In the context of the Biblical Covenant(s) this is important because of the tendency we have to separate the Old Covenant (OC) from the New Covenant (NC) in such a way as to make it seem that the OC and NC are not vitally and organically connected to one another. We treat the OC and NC as Plan A and Plan B respectively.

The question is: "To what extent are the OC and NC connected"? The resurrection of Jesus teaches us that they are so connected that they are really ......... the same covenant. They are really both Plan A. Jesus didn't do away with the OC, He took it up in Himself, fulfilled it and made it what it was always intended to be. The OC died, was buried, and then was resurrected and transformed(as the NC) with Jesus. In Christ, the OC was was made perfect.

Jesus alludes to this when He says "Do not think I have come to abolish the Law or the Prophets; I have not come to abolish them but to fulfil them" (Mat 5:17). We (Christians) are fond of quoting this verse, but I'm convinced we don't grasp what Jesus is really saying, because after quoting it we go on with life as if the OC scripture has nothing to teach us about how to live our lives before a Holy God. And we conceive of OC and NC saints as not being vitally connected to the same body of Christ. We teach, preach and live as if the OC has been abolished. 

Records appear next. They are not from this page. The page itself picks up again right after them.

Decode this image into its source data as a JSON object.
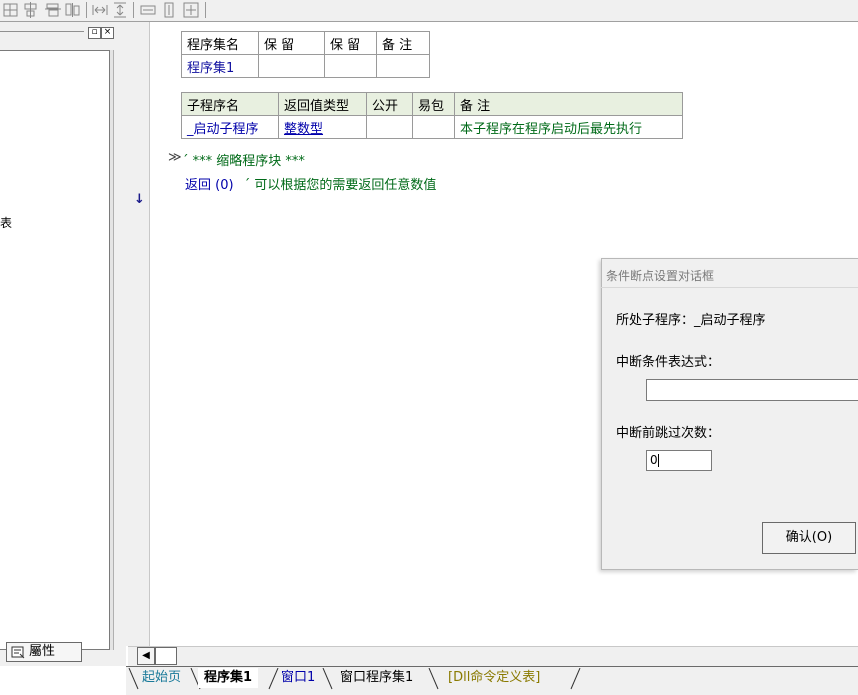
{
  "toolbar": {
    "icons": [
      "align-left-icon",
      "align-center-icon",
      "align-right-icon",
      "align-justify-icon",
      "space-horizontal-icon",
      "space-vertical-icon",
      "same-width-icon",
      "same-height-icon",
      "same-size-icon"
    ]
  },
  "left_panel": {
    "minimize_glyph": "▫",
    "close_glyph": "×",
    "cut_text": "表",
    "properties_tab": "屬性"
  },
  "assembly_table": {
    "headers": [
      "程序集名",
      "保 留",
      "保 留",
      "备 注"
    ],
    "row": [
      "程序集1",
      "",
      "",
      ""
    ]
  },
  "sub_table": {
    "headers": [
      "子程序名",
      "返回值类型",
      "公开",
      "易包",
      "备 注"
    ],
    "row": [
      "_启动子程序",
      "整数型",
      "",
      "",
      "本子程序在程序启动后最先执行"
    ]
  },
  "code": {
    "fold_marker": "≫",
    "line1": "´ *** 缩略程序块 ***",
    "line2_kw": "返回 (0)",
    "line2_comment": "´ 可以根据您的需要返回任意数值",
    "current_line_arrow": "↓"
  },
  "dialog": {
    "title": "条件断点设置对话框",
    "subprogram_label": "所处子程序：",
    "subprogram_value": "_启动子程序",
    "condition_label": "中断条件表达式：",
    "condition_value": "",
    "skip_label": "中断前跳过次数：",
    "skip_value": "0",
    "confirm_label": "确认(O)"
  },
  "scrollbar": {
    "left_arrow": "◀"
  },
  "tabs": [
    "起始页",
    "程序集1",
    "窗口1",
    "窗口程序集1",
    "[Dll命令定义表]"
  ],
  "colors": {
    "tab_start": "#1a7a9a",
    "tab_dll": "#8a7a00",
    "green_text": "#006a18",
    "blue_text": "#1010a0"
  }
}
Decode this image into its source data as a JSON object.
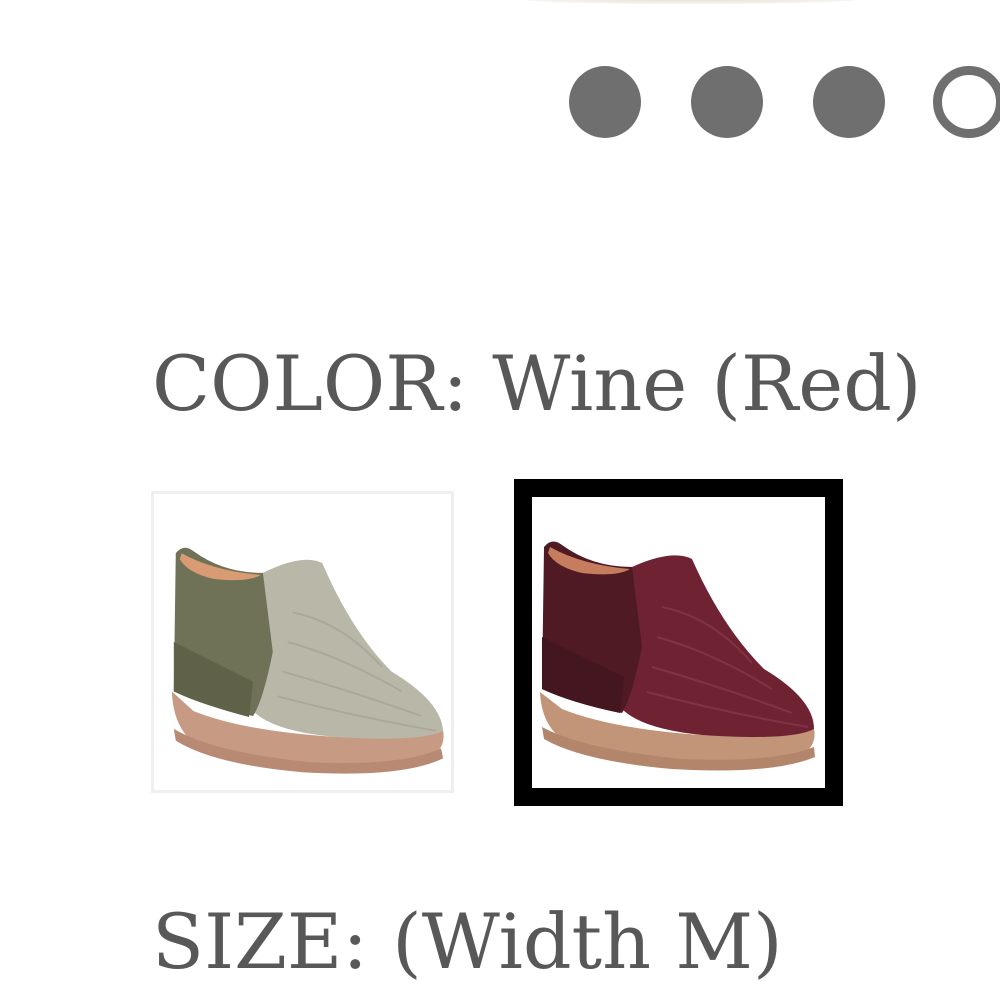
{
  "carousel": {
    "dots": [
      {
        "state": "filled",
        "icon": "carousel-dot-icon"
      },
      {
        "state": "filled",
        "icon": "carousel-dot-icon"
      },
      {
        "state": "filled",
        "icon": "carousel-dot-icon"
      },
      {
        "state": "active",
        "icon": "carousel-dot-active-icon"
      }
    ],
    "dot_color": "#6f6f6f"
  },
  "color_section": {
    "label": "COLOR:",
    "selected_value": "Wine (Red)",
    "swatches": [
      {
        "name": "sage",
        "selected": false,
        "shoe_color": "#a8a898",
        "accent_color": "#6d7055"
      },
      {
        "name": "wine",
        "selected": true,
        "shoe_color": "#6e2232",
        "accent_color": "#4a1a22"
      }
    ],
    "selected_border_color": "#000000"
  },
  "size_section": {
    "label": "SIZE:",
    "width_note": "(Width M)"
  },
  "text_color": "#585858"
}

In maintaining this false dichotomy between the OC/NC and OC saints/NC saints, modern pastors/preachers/teachers have short-changed the Church by only teaching us one-third of our identity. We are not "New Testament Christians" only, we are the Biblical people of God whose story begins in Genesis and ends in Revelation. For the Church to understand who She is we must tear down the wall that we have built between the OC and NC. We must learn to think "Biblically" by seeing all of scripture as one continuous story of God's love for and redemption of His people.

To be sure there is much mystery involved here. There are certainly many differences in the Covenant now that Christ has appeared and the NC has been inaugurated. Our Father continues to work in us, transforming us from glory to glory. Because of the resurrection, you can have hope that "He who began a good work in you will bring it to completion at the day of Jesus Christ" (Phl 1:6).

Wade B.

Jun 6, 2009

What the Resurrection Teaches Us

One thing we learn from the bodily resurrection of Jesus is that God is concerned about His creation. God is concerned about the real, physical world (the entire cosmos) that He created. Salvation reaches far beyond any concept of the "individual" and "spiritual", to embrace all of God's created works (Rom. 8).

What does this teach us about the full content of the Gospel?

Wade B.

Jun 2, 2009

Old Covenant vs. New Covenant ... or is it?

Is it possible that the modern Church holds to a dichotomy between the Old Covenant people of God and the New Covenant people of God because we hold to a dichotomy between the Old covenant and the New Covenant?

Not infrequently, we hear Christians make statements that separate The people of God in the Old Covenant(OC) from the New Covenant(NC) people of God. The statements usually go something like this; "The OC relationship with God was 'outward and physical' where the NC relationship is 'inward and spiritual' ".

Is this a Biblical view?
What's your take on this?

Wade B.